Why did I add “Australia”? I knew I might possibly impact women in my own neighbourhood, but I wanted to take it beyond that. I couldn’t imagine how, as an inner-suburban mother of five, I could even begin to have an influence across all of Australia. That was the “trusting God” element. At the same time I was aware that for me to have credibility in the wider sphere I would need to do be active locally as well. It is an important aspect to remember. Nothing gets large without small beginnings.
Now I had my vision statement, what happened next?

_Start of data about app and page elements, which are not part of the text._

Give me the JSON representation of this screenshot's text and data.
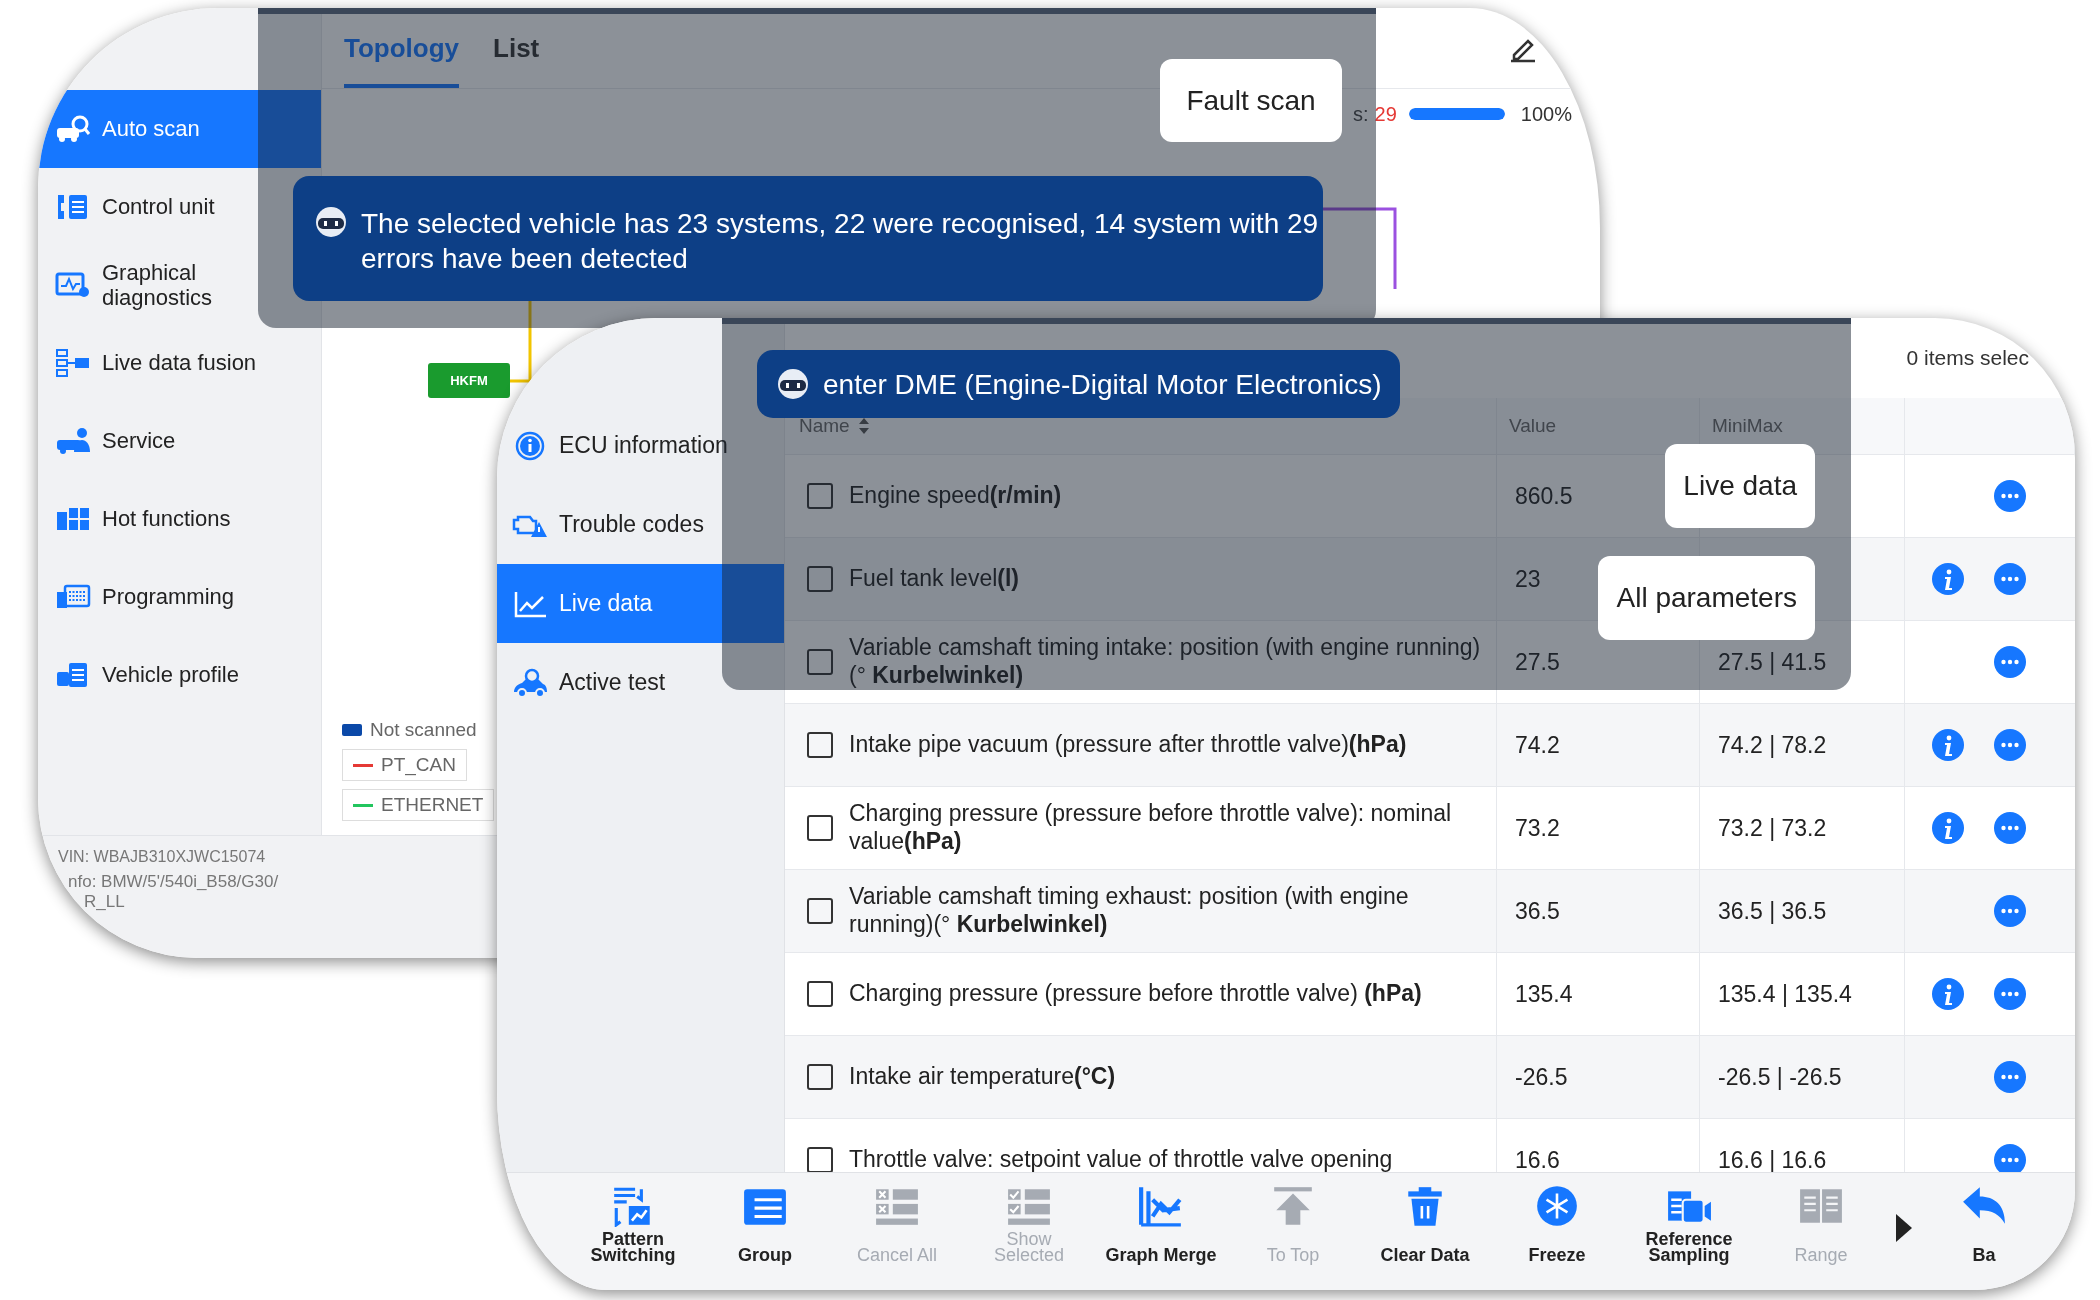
{
  "back_window": {
    "sidebar": {
      "items": [
        {
          "label": "Auto scan",
          "selected": true
        },
        {
          "label": "Control unit",
          "selected": false
        },
        {
          "label": "Graphical diagnostics",
          "selected": false
        },
        {
          "label": "Live data fusion",
          "selected": false
        },
        {
          "label": "Service",
          "selected": false
        },
        {
          "label": "Hot functions",
          "selected": false
        },
        {
          "label": "Programming",
          "selected": false
        },
        {
          "label": "Vehicle profile",
          "selected": false
        }
      ]
    },
    "tabs": [
      {
        "label": "Topology",
        "selected": true
      },
      {
        "label": "List",
        "selected": false
      }
    ],
    "progress": {
      "label": "s:",
      "count": "29",
      "level": 1,
      "reading": "100%"
    },
    "diagram": {
      "nodes": [
        {
          "label": "HKFM"
        }
      ]
    },
    "legend": {
      "not_scanned": "Not scanned",
      "buses": [
        {
          "label": "PT_CAN",
          "color": "#e53935"
        },
        {
          "label": "ETHERNET",
          "color": "#22c55e"
        }
      ]
    },
    "vehicle_info": {
      "vin": "VIN: WBAJB310XJWC15074",
      "info_lines": [
        "nfo: BMW/5'/540i_B58/G30/",
        "R_LL"
      ]
    },
    "guide": {
      "callout": "Fault scan",
      "message": "The selected vehicle has 23 systems, 22 were recognised, 14 system with 29 errors have been detected"
    }
  },
  "front_window": {
    "sidebar": {
      "items": [
        {
          "label": "ECU information",
          "selected": false
        },
        {
          "label": "Trouble codes",
          "selected": false
        },
        {
          "label": "Live data",
          "selected": true
        },
        {
          "label": "Active test",
          "selected": false
        }
      ]
    },
    "selection_count": "0 items selec",
    "table": {
      "columns": [
        "Name",
        "Value",
        "MiniMax"
      ],
      "rows": [
        {
          "checked": false,
          "name": "Engine speed**(r/min)**",
          "value": "860.5",
          "info": false
        },
        {
          "checked": false,
          "name": "Fuel tank level**(l)**",
          "value": "23",
          "info": true
        },
        {
          "checked": false,
          "name": "Variable camshaft timing intake: position (with engine running)(° **Kurbelwinkel)**",
          "value": "27.5",
          "minmax": "27.5 | 41.5",
          "info": false
        },
        {
          "checked": false,
          "name": "Intake pipe vacuum (pressure after throttle valve)**(hPa)**",
          "value": "74.2",
          "minmax": "74.2 | 78.2",
          "info": true
        },
        {
          "checked": false,
          "name": "Charging pressure (pressure before throttle valve): nominal value**(hPa)**",
          "value": "73.2",
          "minmax": "73.2 | 73.2",
          "info": true
        },
        {
          "checked": false,
          "name": "Variable camshaft timing exhaust: position (with engine running)(° **Kurbelwinkel)**",
          "value": "36.5",
          "minmax": "36.5 | 36.5",
          "info": false
        },
        {
          "checked": false,
          "name": "Charging pressure (pressure before throttle valve) **(hPa)**",
          "value": "135.4",
          "minmax": "135.4 | 135.4",
          "info": true
        },
        {
          "checked": false,
          "name": "Intake air temperature**(°C)**",
          "value": "-26.5",
          "minmax": "-26.5 | -26.5",
          "info": false
        },
        {
          "checked": false,
          "name": "Throttle valve: setpoint value of throttle valve opening",
          "value": "16.6",
          "minmax": "16.6 | 16.6",
          "info": false
        }
      ]
    },
    "toolbar": [
      {
        "label": "Pattern Switching",
        "disabled": false
      },
      {
        "label": "Group",
        "disabled": false
      },
      {
        "label": "Cancel All",
        "disabled": true
      },
      {
        "label": "Show Selected",
        "disabled": true
      },
      {
        "label": "Graph Merge",
        "disabled": false
      },
      {
        "label": "To Top",
        "disabled": true
      },
      {
        "label": "Clear Data",
        "disabled": false
      },
      {
        "label": "Freeze",
        "disabled": false
      },
      {
        "label": "Reference Sampling",
        "disabled": false
      },
      {
        "label": "Range",
        "disabled": true
      },
      {
        "label": "Ba",
        "disabled": false
      }
    ],
    "guide": {
      "message": "enter DME (Engine-Digital Motor Electronics)",
      "callouts": [
        "Live data",
        "All parameters"
      ]
    }
  }
}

Straight away, I used this statement, even in its initial stages, to make decisions. Did I want to put effort and energy into after-school programs, or Scripture classes? No – God’s plan for me is specifically to encourage mothers, then they impact their own children. So there was an instant practical outcome. It was amazing how that took the pressure off.
Then, a few short months after Hilary began school I was offered a job as production manager of a national women’s magazine. (There is quite a story to that part – I will tell it some time.) As time went on I eventually became the editor. And a little later, the magazine began distribution into New Zealand . . . and I had to change my vision statement to be even more broad!
It’s funny how your mind plays tricks on you. I never imagined when I was a young mother-of-one I would eventually have five children, plus an international impact.
Hilary recently turned 21 years old, and since she began school I’ve written for publications, in Australia, New Zealand, the UK and USA; I’m a radio host; I returned to University to study media; and I co-authored a book – you can get Part One of the new edition HERE. Most of the time I have worked on this concept at the local level also. Then most recently, I worked with an international aid agency, giving me the opportunity to encourage mothers both here, and in SE Asian countries such as Vietnam, Cambodia and Thailand.
And STILL I can say, THERE MUST BE MORE!
Over to you now. Your personal vision statement will not be the same as mine. But it WILL excite you as much as mine does me. It’s what you were made for after all!
Have you worked out your personal vision statement? What would you do if there were NO possibility of failure?
Let me know! . . . Scroll down to the Comments box